This article is a study of early seventeenth-century melancholy in the context of a library project introduced by Robert Burton in his Anatomy of Melancholy (1621). Modelled on the great libraries of the times, Button's library is designed to function as the only space free of melancholy and as such is to be structured on the principle of isolation.
Discussing the interrelations between the Burtonian vision of the melancholy reader and his concepts of space, the article explores the terms of isolation Burton establishes in order to construct the library. The article is also an analysis of the problem of border transgression, which is constitutive for the notion of melancholy. Finally, the article presents issues involving the moulding of the brand new man Burton envisions: a man free of melancholy and inhabiting the supposedly isolated space of the library.
Keywords: Burton; library; melancholy; reader; space

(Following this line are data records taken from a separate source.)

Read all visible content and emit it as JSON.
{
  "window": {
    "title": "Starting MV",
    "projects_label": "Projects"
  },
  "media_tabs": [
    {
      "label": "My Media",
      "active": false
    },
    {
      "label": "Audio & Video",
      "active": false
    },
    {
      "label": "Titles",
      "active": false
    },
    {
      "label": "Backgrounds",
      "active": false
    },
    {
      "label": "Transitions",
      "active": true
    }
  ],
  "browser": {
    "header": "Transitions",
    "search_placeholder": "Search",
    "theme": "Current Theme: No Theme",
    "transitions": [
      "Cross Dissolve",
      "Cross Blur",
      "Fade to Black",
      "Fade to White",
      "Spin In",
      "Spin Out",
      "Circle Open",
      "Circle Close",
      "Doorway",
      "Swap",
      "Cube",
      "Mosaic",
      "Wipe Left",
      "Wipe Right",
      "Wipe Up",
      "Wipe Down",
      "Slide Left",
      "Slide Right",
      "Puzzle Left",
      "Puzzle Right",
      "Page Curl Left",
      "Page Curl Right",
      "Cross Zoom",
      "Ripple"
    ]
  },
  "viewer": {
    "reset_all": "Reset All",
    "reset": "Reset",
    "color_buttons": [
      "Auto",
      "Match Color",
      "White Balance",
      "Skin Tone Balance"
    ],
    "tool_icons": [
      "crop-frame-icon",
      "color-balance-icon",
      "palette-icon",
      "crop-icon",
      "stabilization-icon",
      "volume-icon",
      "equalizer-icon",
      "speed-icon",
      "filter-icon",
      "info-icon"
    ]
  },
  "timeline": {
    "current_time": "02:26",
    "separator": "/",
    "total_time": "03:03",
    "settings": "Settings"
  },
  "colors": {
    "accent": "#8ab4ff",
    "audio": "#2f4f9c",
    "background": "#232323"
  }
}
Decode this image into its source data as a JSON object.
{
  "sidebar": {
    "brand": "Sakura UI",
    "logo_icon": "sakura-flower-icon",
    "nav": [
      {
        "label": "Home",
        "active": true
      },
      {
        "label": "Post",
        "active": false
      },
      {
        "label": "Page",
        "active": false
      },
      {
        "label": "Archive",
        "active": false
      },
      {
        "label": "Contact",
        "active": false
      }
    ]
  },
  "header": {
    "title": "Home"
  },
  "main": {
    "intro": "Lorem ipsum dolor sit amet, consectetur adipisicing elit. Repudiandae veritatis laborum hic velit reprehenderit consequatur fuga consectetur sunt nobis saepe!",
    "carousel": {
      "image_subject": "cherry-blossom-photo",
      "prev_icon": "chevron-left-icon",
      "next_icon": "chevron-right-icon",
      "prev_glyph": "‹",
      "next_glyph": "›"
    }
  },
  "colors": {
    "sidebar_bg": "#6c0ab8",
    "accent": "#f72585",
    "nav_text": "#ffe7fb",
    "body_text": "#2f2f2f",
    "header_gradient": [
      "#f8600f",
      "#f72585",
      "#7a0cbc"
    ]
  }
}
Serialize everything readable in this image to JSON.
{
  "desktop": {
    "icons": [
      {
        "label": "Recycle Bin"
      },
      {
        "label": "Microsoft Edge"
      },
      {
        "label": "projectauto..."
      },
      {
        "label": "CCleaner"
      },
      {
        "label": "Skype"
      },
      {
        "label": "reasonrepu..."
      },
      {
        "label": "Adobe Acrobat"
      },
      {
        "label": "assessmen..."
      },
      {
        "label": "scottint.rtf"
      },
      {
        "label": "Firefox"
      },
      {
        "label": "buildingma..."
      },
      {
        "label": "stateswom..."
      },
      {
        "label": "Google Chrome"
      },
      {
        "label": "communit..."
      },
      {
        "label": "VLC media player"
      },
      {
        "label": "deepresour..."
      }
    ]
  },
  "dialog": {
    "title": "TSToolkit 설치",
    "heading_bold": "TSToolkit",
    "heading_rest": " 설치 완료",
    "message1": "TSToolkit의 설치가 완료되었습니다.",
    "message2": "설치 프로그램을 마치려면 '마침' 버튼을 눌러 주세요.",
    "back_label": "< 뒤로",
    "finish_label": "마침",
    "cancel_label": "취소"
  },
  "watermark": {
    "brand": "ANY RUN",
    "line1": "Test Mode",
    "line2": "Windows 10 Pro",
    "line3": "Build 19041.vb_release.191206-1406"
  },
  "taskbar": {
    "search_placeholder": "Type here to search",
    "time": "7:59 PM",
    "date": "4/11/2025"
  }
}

When Robert Burton, the author of The Anatomy of Melancholy (1621), decides to describe the space of the library as constituting a therapeutic measure against the melancholy condition, he reserves for the description the middle part of his three-volume work. He introduces the library in the Second Section, Member Four of the Second Partition, entitled 'The Cure of Melancholy'. Thus he enfolds the vision of the library in his writing, which itself is a library of quotations penned within his own study functioning as his private library. Since the library occupies the innermost space of Burton's work, studying, the supreme 'exercise and recreation of the mind' associated with the space of the library is what Burton classifies as a strictly indoor activity, one performed 'within doors' (II, 86). (1) Thus the image of the library envisioned by Burton could never be complete without the express mention of the bolted doors which form an indissociable part of the library experience as he quotes after Heinsius, the keeper of the library at Leyden in Holland: '"I no sooner" (saith he) "come into the library, but I bolt the door to me"' (II, 91). The moment of bolting the doors, which entails a very hermetic gesture, seems essential for the library to constitute itself, to become accessible to the reader and thus to be of curative value to the melancholy patient.
This article sets out to explore the terms of the proscribed enclosure and the ways in which Robert Burton tries to negotiate the limits of the library in order to situate the melancholy 'mind within doors' (II, 86) and thus complete the illusory task of designing a space free of melancholy.
The sign of bolted doors inscribes the library in prison architecture, which is very close to the way King James understands the idea of library when, in one of the quotations Burton uses to construct his library, the monarch claims: 'If I were not a king, I would be a university man: and if it were so that I must be a prisoner, if I might have my wish, I would desire to have no other prison than that library, and to be chained together with so many good authors et mortuis magistris" (II, 91). The quotation implicates the space of the library in questions of state. It is the king who, wishing to remain within the library, envisages himself in the role of either a scholar or even a prisoner as he associates these two seemingly incongruous roles with the enclosed space of the library. Thus the library is perceived in terms of both a scholarly venue and a prison, as the king's discourse provides the two heterogeneous spaces with a link, the chain: the linking instrument par excellence. The chain, while introducing uneasy tension between the two otherwise disparate spaces, not so much collapses them into one, as makes them overlap, transpose, infiltrate one another.
As a visible bond between the two institutions, the chain renders manifest their common share …